12 June 2017
There’s enough doggy-doo for everyone, so let me admit my error in calling for the disastrous election. I must have imagined a crew which understood campaigning. More fool me. Otherwise, let’s not make too much of the last few days: these commentaries are not about domestic politics but Brexit. Even so, at present in particular the one patently bears upon the other.
First, the grand politics. May is irremediably damaged. A replacement would face identical problems but more credibly. So later this year. The Tories would be bonkers to call an election before new boundaries come in. So after the third quarter of 2018.
Now for the view from Brussels. Oddly enough, the very fact of the election turns the page sufficiently for all there now to get that Brexit is coming. Europeans are used to coalitions and will make little of May’s. Indeed if anything, they will take her position as a challenge to the extent that she uses it as a bargaining point - “I can’t sell that back home”.
And so to back home. Campaigners were paradoxically silent on Europe, so we have to combine a formulaic approach to manifestos with common sense. Ultras like Heseltine and Mandelson as well as - amending the US acronym - LINAs (that would be “leavers in name only”) like Soubry and Davidson have their tails up. They argue that the election mandated “soft Brexit”, ie, sticking with the single market and customs union. On its face, this is odd. The only campaigners for this, the Libdems and SNP, lost votes. Parties wanting to get out of both won an eighty-four percent share. Of course, Tom Watson wants out so he can introduce socialism in one country, but that’s mañana. And Labour did better where voters had previously gone for Remain, so expect them to trim.
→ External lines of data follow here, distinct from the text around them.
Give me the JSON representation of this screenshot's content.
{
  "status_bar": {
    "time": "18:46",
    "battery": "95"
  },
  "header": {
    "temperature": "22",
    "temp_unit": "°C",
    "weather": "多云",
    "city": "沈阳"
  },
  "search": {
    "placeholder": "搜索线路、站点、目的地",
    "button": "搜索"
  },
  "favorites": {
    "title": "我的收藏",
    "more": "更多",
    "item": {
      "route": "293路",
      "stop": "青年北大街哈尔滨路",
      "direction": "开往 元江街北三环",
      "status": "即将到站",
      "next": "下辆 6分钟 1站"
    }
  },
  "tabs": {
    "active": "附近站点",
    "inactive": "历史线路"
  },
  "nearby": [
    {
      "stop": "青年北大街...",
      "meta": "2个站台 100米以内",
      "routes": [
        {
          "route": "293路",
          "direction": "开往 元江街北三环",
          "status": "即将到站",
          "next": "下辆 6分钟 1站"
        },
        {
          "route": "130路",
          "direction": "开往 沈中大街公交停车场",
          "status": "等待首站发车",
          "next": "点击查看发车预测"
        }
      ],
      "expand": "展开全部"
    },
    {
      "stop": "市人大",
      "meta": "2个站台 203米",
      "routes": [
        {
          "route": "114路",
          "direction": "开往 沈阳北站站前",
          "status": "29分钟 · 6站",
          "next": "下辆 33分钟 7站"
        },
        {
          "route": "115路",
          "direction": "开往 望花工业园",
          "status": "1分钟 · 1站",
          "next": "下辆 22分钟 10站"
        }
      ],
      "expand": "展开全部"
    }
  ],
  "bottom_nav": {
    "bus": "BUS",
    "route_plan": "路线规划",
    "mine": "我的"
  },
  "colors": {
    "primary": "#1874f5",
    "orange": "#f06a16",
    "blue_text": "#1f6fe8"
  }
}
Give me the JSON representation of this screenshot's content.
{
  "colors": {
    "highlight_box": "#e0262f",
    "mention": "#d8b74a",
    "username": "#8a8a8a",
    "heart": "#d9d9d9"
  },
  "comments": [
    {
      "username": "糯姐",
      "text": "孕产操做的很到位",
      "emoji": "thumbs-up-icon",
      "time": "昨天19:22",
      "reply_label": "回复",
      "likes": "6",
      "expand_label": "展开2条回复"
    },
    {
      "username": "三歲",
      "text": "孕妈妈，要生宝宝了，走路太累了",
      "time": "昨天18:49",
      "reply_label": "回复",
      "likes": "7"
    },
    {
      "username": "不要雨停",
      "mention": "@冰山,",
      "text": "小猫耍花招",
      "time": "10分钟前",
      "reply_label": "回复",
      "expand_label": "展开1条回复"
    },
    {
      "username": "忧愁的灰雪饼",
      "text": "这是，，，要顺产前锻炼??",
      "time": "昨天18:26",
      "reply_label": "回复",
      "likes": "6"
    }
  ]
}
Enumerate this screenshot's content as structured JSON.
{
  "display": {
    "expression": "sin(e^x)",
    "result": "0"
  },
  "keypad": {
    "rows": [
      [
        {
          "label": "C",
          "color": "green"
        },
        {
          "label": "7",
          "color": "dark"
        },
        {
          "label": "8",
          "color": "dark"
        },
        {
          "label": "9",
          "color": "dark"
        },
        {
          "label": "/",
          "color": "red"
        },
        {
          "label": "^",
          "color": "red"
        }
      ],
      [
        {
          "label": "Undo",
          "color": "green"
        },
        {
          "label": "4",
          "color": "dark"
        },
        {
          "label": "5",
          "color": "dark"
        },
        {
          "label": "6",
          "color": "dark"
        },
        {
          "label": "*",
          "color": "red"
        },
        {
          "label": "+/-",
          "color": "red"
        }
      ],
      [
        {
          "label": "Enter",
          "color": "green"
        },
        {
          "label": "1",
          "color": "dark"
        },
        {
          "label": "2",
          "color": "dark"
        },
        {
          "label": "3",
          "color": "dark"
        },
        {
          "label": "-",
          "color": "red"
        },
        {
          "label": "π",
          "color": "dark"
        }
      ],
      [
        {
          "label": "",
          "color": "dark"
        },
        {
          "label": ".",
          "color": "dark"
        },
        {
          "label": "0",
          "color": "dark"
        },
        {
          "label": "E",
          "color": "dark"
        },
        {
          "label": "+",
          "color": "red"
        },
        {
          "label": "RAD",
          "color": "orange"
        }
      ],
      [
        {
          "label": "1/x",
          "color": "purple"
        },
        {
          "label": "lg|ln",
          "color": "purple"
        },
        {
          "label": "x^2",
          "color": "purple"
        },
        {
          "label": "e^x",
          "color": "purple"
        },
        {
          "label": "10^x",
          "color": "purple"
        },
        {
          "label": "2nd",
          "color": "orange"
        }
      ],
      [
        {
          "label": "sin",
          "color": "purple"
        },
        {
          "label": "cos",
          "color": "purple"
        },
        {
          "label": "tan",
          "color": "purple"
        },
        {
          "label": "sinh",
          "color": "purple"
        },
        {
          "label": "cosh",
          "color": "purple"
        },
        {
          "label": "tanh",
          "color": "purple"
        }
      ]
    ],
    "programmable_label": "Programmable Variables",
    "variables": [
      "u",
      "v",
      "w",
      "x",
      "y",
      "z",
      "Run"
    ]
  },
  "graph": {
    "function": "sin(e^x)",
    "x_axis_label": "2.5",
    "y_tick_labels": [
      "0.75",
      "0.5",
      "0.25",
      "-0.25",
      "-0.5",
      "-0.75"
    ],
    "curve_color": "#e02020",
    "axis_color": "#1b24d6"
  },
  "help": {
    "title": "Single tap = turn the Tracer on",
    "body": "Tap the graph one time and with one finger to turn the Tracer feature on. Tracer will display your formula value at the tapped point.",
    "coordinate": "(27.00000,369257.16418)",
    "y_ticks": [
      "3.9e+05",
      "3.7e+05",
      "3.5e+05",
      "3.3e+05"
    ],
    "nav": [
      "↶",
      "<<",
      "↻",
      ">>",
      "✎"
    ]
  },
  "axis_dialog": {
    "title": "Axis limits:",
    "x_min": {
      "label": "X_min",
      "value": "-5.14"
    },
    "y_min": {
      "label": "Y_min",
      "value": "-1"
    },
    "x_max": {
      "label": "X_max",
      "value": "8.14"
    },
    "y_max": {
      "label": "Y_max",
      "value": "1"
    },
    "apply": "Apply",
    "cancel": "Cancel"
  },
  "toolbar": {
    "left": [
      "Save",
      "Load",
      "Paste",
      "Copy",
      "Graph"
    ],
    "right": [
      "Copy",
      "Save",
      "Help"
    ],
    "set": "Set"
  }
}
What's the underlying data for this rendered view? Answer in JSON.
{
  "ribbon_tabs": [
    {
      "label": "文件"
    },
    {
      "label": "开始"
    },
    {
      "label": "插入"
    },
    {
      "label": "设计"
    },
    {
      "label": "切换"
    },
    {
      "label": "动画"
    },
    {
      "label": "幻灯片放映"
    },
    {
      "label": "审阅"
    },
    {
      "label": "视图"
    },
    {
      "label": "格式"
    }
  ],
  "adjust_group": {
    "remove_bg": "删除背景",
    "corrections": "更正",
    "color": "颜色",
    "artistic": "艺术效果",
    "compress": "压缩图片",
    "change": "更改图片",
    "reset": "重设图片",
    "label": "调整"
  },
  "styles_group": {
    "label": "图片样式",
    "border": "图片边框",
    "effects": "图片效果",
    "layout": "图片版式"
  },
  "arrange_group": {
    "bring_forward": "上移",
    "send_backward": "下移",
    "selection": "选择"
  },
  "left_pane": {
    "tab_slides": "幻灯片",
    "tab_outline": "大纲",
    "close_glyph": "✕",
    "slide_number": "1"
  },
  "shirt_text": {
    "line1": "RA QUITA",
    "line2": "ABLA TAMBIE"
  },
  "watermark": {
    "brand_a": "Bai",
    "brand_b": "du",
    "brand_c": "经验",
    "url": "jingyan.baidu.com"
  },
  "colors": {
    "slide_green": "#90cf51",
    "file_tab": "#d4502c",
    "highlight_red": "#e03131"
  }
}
Although the ‘22 has supported May, it is still fractious. It also includes ultras and LINAs. Davidson controls thirteen bonny MPs whom May must love up. Labour will remember enough of the “Pottery Barn” gibe after Iraq to dodge a Grand Brexit Committee. Instead it will look for common cause with enough Tory dissidents to defeat May. So what are Labour's Brexit priorities?
Its campaign made much of EU expats, but showed no enthusiasm for Brussels’ demand for appeals to the ECJ. Even so, some in the Shadow Cabinet seem willing to tolerate the Court’s jurisdiction elsewhere.
The €100m went largely unmentioned, but we may take it that Labour would be keener on anteing up for the deal they regard as essential.
They said nothing on the EEA or “Norway option” - smart as it combines the worst of both worlds in accepting EU tax and sovereignty, without any influence on either.
The major difference between the parties is that Hammond spoke of tax and regulatory reform, which Corbyn rejects. This bears more upon Hammond than May, whose instincts are if anything the other way. This puts the Chancellor on the spot to broker a deal with business (see below). It would be a partisan bonus if he could wrong-foot Corbyn as the defender of comfy insiders. But don’t bet on it.
May will find a breakdown in negotiations tricky: remember that Labour line about an essential deal. So her team must go beyond Parliament to persuade voters that the sky will not fall in if talks go awry and must exert itself to carry the country if diplomacy fails.
May has also been told to pay more attention to her party and the country. As to the former, she has maintained ministerial balance by keeping the three Brexiteers and recalling Gove (albeit to the poisoned chalice of Defra), while bringing in Grieve and keeping Hammond.
Beyond Parliament, May stiffed business for a year or so, abandoning its monthly talking-shop. Now she must listen. Business never wanted to leave but that ship has sailed; so too the single market and suchlike - as things stand. Business wants open-door immigration, now more likely; and transition, to which no one objects provided it doesn’t go on forever. There’s the deal for Hammond to broker.
Although LINAs and outright Remainers relish May’s setbacks, it is hard to understand why. Article 50 notice has been served. Macron is set to take Europe onward to its brave tomorrows, so Brussels is preparing to forget yesterday’s perennial malcontent. Unintended consequences indeed.